DATA FOR THIS EXERCISE: Begin
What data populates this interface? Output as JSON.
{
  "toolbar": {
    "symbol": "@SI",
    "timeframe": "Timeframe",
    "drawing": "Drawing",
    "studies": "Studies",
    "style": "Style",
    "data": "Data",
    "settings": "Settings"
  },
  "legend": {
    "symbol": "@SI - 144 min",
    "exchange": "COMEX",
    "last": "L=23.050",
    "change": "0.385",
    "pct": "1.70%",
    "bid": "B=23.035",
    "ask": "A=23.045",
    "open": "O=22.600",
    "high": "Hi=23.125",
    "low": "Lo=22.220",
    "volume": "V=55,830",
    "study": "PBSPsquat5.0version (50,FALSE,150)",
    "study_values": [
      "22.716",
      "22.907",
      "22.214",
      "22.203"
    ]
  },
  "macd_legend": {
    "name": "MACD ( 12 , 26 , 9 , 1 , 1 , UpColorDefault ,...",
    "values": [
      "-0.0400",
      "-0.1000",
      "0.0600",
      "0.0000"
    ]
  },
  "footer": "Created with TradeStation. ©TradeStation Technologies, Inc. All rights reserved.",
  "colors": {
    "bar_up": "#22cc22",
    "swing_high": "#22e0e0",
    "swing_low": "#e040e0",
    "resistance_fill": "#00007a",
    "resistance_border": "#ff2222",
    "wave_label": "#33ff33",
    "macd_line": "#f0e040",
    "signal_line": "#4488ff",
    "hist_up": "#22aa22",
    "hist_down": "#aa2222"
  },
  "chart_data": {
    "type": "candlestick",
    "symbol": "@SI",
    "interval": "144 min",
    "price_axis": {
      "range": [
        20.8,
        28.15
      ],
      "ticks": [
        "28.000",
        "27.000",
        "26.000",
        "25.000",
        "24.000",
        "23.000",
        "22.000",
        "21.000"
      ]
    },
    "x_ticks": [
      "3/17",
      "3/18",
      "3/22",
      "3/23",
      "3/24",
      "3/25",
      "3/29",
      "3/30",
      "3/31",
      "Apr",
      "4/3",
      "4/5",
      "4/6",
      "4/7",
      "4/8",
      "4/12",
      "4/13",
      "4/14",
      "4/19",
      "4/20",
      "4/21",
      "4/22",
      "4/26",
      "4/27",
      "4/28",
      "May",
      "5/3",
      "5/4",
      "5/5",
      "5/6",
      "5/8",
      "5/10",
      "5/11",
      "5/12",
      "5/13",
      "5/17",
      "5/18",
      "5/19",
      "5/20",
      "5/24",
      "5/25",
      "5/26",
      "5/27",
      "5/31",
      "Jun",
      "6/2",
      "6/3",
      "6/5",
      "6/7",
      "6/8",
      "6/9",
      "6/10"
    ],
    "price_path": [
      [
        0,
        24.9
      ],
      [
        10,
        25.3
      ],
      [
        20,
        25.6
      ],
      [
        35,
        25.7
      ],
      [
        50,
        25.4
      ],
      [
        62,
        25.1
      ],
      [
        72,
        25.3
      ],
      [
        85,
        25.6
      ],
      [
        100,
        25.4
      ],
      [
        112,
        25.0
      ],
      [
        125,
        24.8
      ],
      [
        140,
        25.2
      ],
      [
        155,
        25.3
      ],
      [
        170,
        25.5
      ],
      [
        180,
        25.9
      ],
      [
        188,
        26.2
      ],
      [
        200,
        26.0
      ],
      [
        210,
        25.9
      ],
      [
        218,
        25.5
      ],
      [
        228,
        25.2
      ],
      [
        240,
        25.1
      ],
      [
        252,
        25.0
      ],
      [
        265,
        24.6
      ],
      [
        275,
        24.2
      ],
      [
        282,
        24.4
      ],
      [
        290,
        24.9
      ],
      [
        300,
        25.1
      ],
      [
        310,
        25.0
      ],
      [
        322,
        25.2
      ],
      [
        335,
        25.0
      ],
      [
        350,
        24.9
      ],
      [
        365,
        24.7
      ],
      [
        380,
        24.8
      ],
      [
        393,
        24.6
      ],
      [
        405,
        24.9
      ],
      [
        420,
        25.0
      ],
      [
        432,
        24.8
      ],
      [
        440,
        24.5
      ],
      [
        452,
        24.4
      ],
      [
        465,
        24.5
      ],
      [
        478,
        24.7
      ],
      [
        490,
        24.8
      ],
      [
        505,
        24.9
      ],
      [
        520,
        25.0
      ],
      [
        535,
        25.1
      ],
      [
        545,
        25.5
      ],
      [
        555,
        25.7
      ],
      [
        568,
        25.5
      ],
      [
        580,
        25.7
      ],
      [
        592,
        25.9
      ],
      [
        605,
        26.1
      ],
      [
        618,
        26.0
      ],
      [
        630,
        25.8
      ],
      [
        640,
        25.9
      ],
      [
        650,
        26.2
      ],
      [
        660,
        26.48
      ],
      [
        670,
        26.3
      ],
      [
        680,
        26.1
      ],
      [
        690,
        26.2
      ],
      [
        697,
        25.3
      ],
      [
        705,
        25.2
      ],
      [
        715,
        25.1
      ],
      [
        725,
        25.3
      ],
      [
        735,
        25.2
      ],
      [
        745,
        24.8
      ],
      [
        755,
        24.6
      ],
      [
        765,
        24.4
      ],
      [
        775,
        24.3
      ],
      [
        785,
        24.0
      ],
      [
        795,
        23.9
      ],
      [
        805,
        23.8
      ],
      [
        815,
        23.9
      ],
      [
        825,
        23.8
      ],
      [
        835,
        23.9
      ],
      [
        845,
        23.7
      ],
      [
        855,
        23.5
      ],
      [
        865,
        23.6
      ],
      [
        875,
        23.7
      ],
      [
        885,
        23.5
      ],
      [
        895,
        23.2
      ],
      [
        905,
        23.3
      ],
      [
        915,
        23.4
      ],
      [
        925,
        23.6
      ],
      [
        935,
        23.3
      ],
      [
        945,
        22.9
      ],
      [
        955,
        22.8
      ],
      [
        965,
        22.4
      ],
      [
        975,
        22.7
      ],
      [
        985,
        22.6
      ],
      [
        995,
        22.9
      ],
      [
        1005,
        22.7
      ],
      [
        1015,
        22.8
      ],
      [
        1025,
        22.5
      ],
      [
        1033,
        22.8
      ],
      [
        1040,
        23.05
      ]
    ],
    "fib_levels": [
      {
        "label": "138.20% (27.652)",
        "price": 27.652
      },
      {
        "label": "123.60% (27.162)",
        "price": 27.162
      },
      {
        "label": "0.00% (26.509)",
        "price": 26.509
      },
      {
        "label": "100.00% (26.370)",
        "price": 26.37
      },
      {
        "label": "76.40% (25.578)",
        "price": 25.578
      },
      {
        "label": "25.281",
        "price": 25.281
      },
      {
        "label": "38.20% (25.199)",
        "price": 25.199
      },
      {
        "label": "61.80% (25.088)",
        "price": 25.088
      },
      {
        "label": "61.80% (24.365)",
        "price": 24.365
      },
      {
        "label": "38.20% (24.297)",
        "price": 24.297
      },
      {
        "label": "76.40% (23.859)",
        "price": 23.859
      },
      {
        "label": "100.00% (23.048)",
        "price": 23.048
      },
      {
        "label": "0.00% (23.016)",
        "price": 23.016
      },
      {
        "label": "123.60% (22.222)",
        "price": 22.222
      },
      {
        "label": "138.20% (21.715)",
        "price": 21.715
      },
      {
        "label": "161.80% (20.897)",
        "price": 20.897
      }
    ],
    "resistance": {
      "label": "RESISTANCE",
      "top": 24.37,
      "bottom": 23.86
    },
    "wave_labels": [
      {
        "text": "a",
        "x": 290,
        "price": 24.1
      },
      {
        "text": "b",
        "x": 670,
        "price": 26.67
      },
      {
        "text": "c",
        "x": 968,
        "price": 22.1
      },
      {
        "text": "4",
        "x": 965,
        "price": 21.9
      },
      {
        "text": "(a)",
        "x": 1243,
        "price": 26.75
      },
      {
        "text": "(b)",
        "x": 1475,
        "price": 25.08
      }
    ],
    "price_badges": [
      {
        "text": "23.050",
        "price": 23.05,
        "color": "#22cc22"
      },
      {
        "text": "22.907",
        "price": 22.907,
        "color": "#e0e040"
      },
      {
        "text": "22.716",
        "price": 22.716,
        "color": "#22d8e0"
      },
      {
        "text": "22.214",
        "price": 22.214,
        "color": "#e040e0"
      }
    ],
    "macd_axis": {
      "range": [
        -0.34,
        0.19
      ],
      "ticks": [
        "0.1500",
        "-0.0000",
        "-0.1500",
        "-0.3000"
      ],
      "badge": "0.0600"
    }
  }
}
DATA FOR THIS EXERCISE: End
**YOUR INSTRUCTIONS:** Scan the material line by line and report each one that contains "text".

**RESPONSE TO THIS TASK:**
        "text": "a",
        "text": "b",
        "text": "c",
        "text": "4",
        "text": "(a)",
        "text": "(b)",
        "text": "23.050",
        "text": "22.907",
        "text": "22.716",
        "text": "22.214",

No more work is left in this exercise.